There are a number of physical causes of sexual dysfunction, including heart disease, diabetes, hormonal imbalances, kidney or liver disease, substance abuse disorders, and some prescription medications. Poor health can cause both a reduction in libido and/or, in men, an inability to get an erection. Relieving this cause of sexual frustration will involve discussions with a medical professional to see what other treatments may be added to counter the dysfunction.
Chronic stress is a constant in our fast-paced and demanding world. When we are in a state of chronic stress, our brains produce increased levels of cortisol (the stress hormone), and these overpower the hormones that produce feelings of well-being and sexual desire – androgens and estrogens (e.g., testosterone in a male). That will impact your satisfaction and even your ability to achieve orgasm. And then we’re in a rather chronic state of sexual frustration too.
There are a number of methods to reduce stress, and you will need to find what works for you – relaxation techniques, music, exercise, taking more time to socialize, finding a new hobby – anything that gets your mind (and your brain) off of the stressors in your life. And this goes for your partner too.
Here’s a “catch-22.” Mental illness itself can leave you feeling sexually frustrated, and sexual frustration can impact mental well-being. It’s like a vicious cycle. For these conditions, you need to consult with mental health professionals and add a sex therapist to that mix as well. Remember, it’s probable that your partner feels sexually frustrated too. Generally, you cannot do this on your own.
We are slaves to our devices. Here’s a related story: you are really into a video game or two, and you stay up late at night playing. Or you are fixated on your social media accounts and cannot tear yourself away. Your partner goes to bed and is asleep by the time you get to bed. You’re ready for some sex; they are not. Of course, this can lead to sexual frustration for both of you. And when you both feel sexually frustrated, you are more irritable and argue more. It’s a natural response. When you argue, you have less sex, and you are feeling sexually frustrated even more. The relationship is in a bit of a “catch-22.” The fix is obvious. Limit your screen time and focus on each other.
Sexual compatibility relies on open communication between partners. If you are experiencing sexual frustration, and if your partner feels the same way, it’s time to have some talks.
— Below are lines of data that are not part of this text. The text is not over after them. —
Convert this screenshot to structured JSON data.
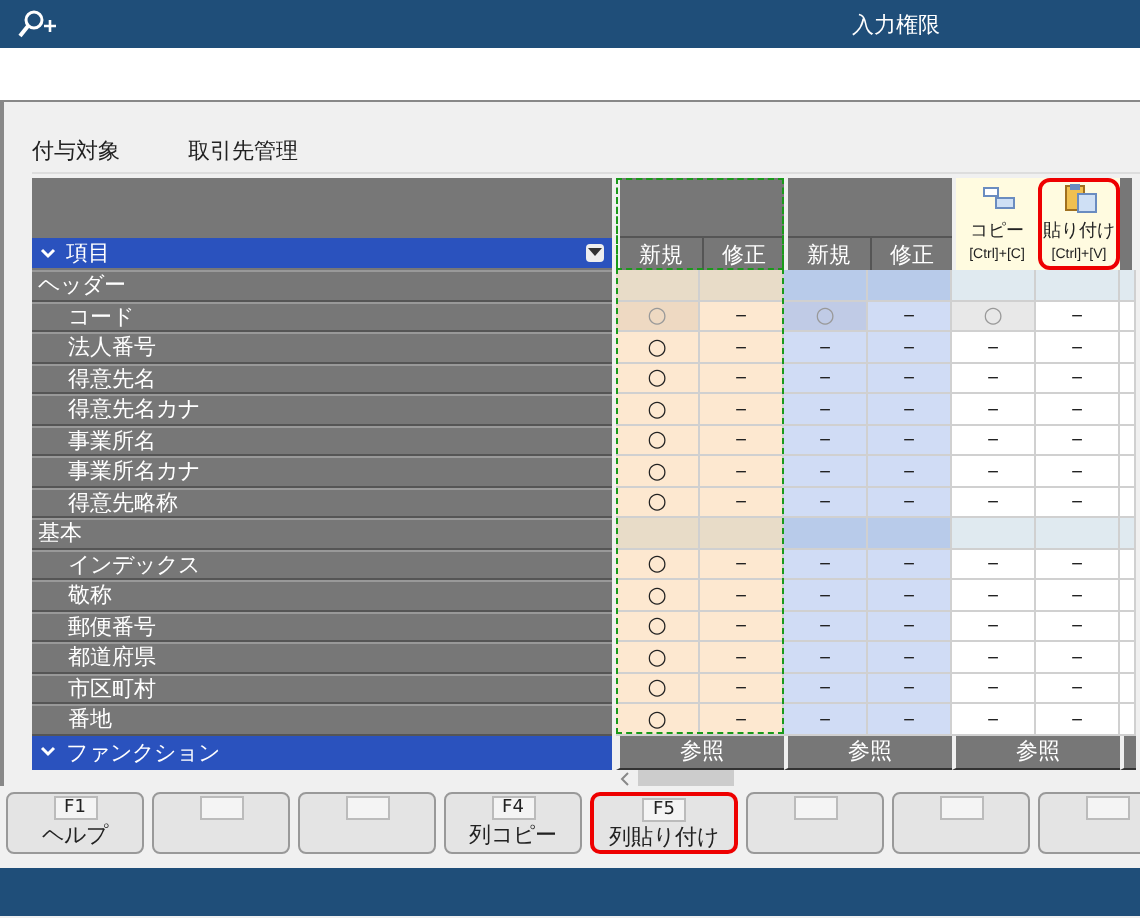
{
  "window": {
    "title": "入力権限"
  },
  "target": {
    "label": "付与対象",
    "value": "取引先管理"
  },
  "table": {
    "item_header": "項目",
    "column_groups": [
      {
        "kind": "user",
        "selected": true,
        "subheads": [
          "新規",
          "修正"
        ],
        "function": "参照"
      },
      {
        "kind": "user",
        "selected": false,
        "subheads": [
          "新規",
          "修正"
        ],
        "function": "参照"
      },
      {
        "kind": "tools",
        "tools": [
          {
            "kind": "copy",
            "label": "コピー",
            "shortcut": "[Ctrl]+[C]",
            "highlighted": false
          },
          {
            "kind": "paste",
            "label": "貼り付け",
            "shortcut": "[Ctrl]+[V]",
            "highlighted": true
          }
        ],
        "function": "参照"
      }
    ],
    "rows": [
      {
        "kind": "group",
        "label": "ヘッダー"
      },
      {
        "kind": "item",
        "label": "コード",
        "disabled": true,
        "cells": [
          "○",
          "－",
          "○",
          "－",
          "○",
          "－"
        ]
      },
      {
        "kind": "item",
        "label": "法人番号",
        "disabled": false,
        "cells": [
          "○",
          "－",
          "－",
          "－",
          "－",
          "－"
        ]
      },
      {
        "kind": "item",
        "label": "得意先名",
        "disabled": false,
        "cells": [
          "○",
          "－",
          "－",
          "－",
          "－",
          "－"
        ]
      },
      {
        "kind": "item",
        "label": "得意先名カナ",
        "disabled": false,
        "cells": [
          "○",
          "－",
          "－",
          "－",
          "－",
          "－"
        ]
      },
      {
        "kind": "item",
        "label": "事業所名",
        "disabled": false,
        "cells": [
          "○",
          "－",
          "－",
          "－",
          "－",
          "－"
        ]
      },
      {
        "kind": "item",
        "label": "事業所名カナ",
        "disabled": false,
        "cells": [
          "○",
          "－",
          "－",
          "－",
          "－",
          "－"
        ]
      },
      {
        "kind": "item",
        "label": "得意先略称",
        "disabled": false,
        "cells": [
          "○",
          "－",
          "－",
          "－",
          "－",
          "－"
        ]
      },
      {
        "kind": "group",
        "label": "基本"
      },
      {
        "kind": "item",
        "label": "インデックス",
        "disabled": false,
        "cells": [
          "○",
          "－",
          "－",
          "－",
          "－",
          "－"
        ]
      },
      {
        "kind": "item",
        "label": "敬称",
        "disabled": false,
        "cells": [
          "○",
          "－",
          "－",
          "－",
          "－",
          "－"
        ]
      },
      {
        "kind": "item",
        "label": "郵便番号",
        "disabled": false,
        "cells": [
          "○",
          "－",
          "－",
          "－",
          "－",
          "－"
        ]
      },
      {
        "kind": "item",
        "label": "都道府県",
        "disabled": false,
        "cells": [
          "○",
          "－",
          "－",
          "－",
          "－",
          "－"
        ]
      },
      {
        "kind": "item",
        "label": "市区町村",
        "disabled": false,
        "cells": [
          "○",
          "－",
          "－",
          "－",
          "－",
          "－"
        ]
      },
      {
        "kind": "item",
        "label": "番地",
        "disabled": false,
        "cells": [
          "○",
          "－",
          "－",
          "－",
          "－",
          "－"
        ]
      }
    ],
    "function_header": "ファンクション"
  },
  "function_keys": [
    {
      "kind": "key",
      "key": "F1",
      "label": "ヘルプ",
      "highlighted": false
    },
    {
      "kind": "blank",
      "highlighted": false
    },
    {
      "kind": "blank",
      "highlighted": false
    },
    {
      "kind": "key",
      "key": "F4",
      "label": "列コピー",
      "highlighted": false
    },
    {
      "kind": "key",
      "key": "F5",
      "label": "列貼り付け",
      "highlighted": true
    },
    {
      "kind": "blank",
      "highlighted": false
    },
    {
      "kind": "blank",
      "highlighted": false
    },
    {
      "kind": "blank",
      "highlighted": false
    }
  ]
}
If your communication skills are lacking, see a sex therapist. Long-term relationships demand good communication, and you and your partner must talk about your feelings and how and why you are sexually frustrated. You can deal with sexual frustration only through honesty. Lack of it will negatively affect all aspects of your relationship. Even a short-term partner or one-night stand will require it.
Libidos vary with each person. You may feel frustrated because you don’t get enough often enough. Your partner may want less often but better quality. Any relationship will have differences, and, again, getting those feelings out is critical if you are both able to deal with sexual frustration. Not getting enough? Masturbation might be one solution – nothing wrong with solo sex.
Most every person is a sexual being. And with that comes a need and a desire for sex. When that need and desire is interrupted, there is a gap between what a person wants and what they actually get. This leads to feelings of sexual frustration with all sorts of symptoms. And these symptoms can impact the person in other aspects of their lives. This article is worth a read if you or your partner or both are experiencing sexual frustration. It’s no way to live.